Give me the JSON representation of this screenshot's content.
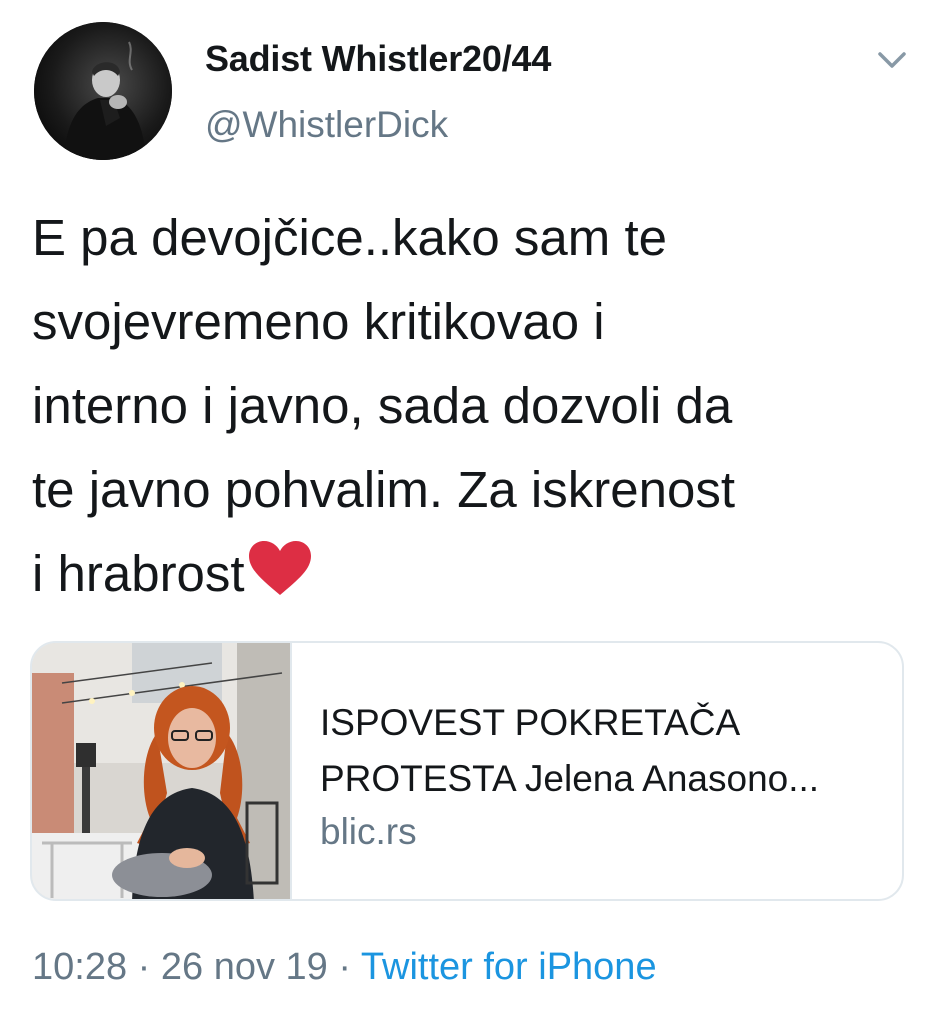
{
  "user": {
    "display_name": "Sadist Whistler20/44",
    "handle": "@WhistlerDick"
  },
  "tweet": {
    "lines": [
      "E pa devojčice..kako sam te",
      "svojevremeno kritikovao i",
      "interno i javno, sada dozvoli da",
      "te javno pohvalim. Za iskrenost",
      "i hrabrost"
    ],
    "emoji": "heart-icon",
    "emoji_color": "#dd2e44"
  },
  "card": {
    "title_line1": "ISPOVEST POKRETAČA",
    "title_line2": "PROTESTA Jelena Anasono...",
    "domain": "blic.rs"
  },
  "meta": {
    "time": "10:28",
    "separator": "·",
    "date": "26 nov 19",
    "source": "Twitter for iPhone"
  },
  "colors": {
    "text": "#14171a",
    "secondary": "#657786",
    "link": "#1b95e0",
    "border": "#e1e8ed"
  }
}
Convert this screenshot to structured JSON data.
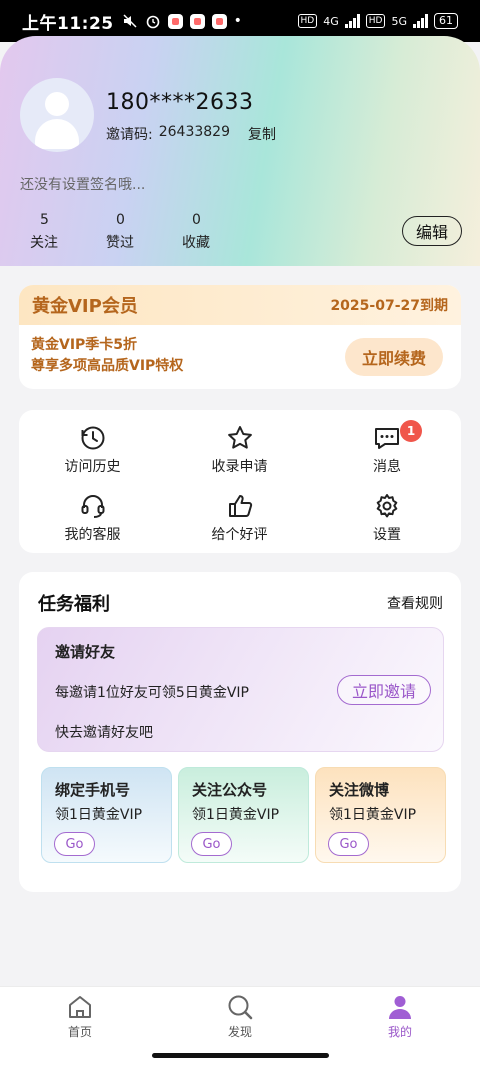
{
  "status_bar": {
    "time": "上午11:25",
    "net_labels": [
      "4G",
      "5G"
    ],
    "hd_label": "HD",
    "battery": "61"
  },
  "profile": {
    "phone": "180****2633",
    "invite_label": "邀请码:",
    "invite_code": "26433829",
    "copy_label": "复制",
    "signature_placeholder": "还没有设置签名哦...",
    "stats": [
      {
        "count": "5",
        "label": "关注"
      },
      {
        "count": "0",
        "label": "赞过"
      },
      {
        "count": "0",
        "label": "收藏"
      }
    ],
    "edit_label": "编辑"
  },
  "vip": {
    "title": "黄金VIP会员",
    "expire": "2025-07-27到期",
    "promo_line1": "黄金VIP季卡5折",
    "promo_line2": "尊享多项高品质VIP特权",
    "renew_label": "立即续费",
    "accent_color": "#b5661d"
  },
  "menu": {
    "items": [
      {
        "label": "访问历史",
        "icon": "history-icon"
      },
      {
        "label": "收录申请",
        "icon": "star-icon"
      },
      {
        "label": "消息",
        "icon": "message-icon",
        "badge": "1"
      },
      {
        "label": "我的客服",
        "icon": "headset-icon"
      },
      {
        "label": "给个好评",
        "icon": "thumbs-up-icon"
      },
      {
        "label": "设置",
        "icon": "gear-icon"
      }
    ]
  },
  "tasks": {
    "title": "任务福利",
    "rules_label": "查看规则",
    "invite": {
      "title": "邀请好友",
      "desc": "每邀请1位好友可领5日黄金VIP",
      "sub": "快去邀请好友吧",
      "button": "立即邀请"
    },
    "mini": [
      {
        "title": "绑定手机号",
        "desc": "领1日黄金VIP",
        "button": "Go"
      },
      {
        "title": "关注公众号",
        "desc": "领1日黄金VIP",
        "button": "Go"
      },
      {
        "title": "关注微博",
        "desc": "领1日黄金VIP",
        "button": "Go"
      }
    ],
    "accent_color": "#9a57c9"
  },
  "bottom_nav": {
    "items": [
      {
        "label": "首页",
        "icon": "home-icon"
      },
      {
        "label": "发现",
        "icon": "discover-icon"
      },
      {
        "label": "我的",
        "icon": "profile-icon",
        "active": true
      }
    ]
  }
}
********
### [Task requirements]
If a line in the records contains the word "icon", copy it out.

### [Final answer]
    "emoji": "heart-icon",
        "icon": "history-icon"
        "icon": "star-icon"
        "icon": "message-icon",
        "icon": "headset-icon"
        "icon": "thumbs-up-icon"
        "icon": "gear-icon"
        "icon": "home-icon"
        "icon": "discover-icon"
        "icon": "profile-icon",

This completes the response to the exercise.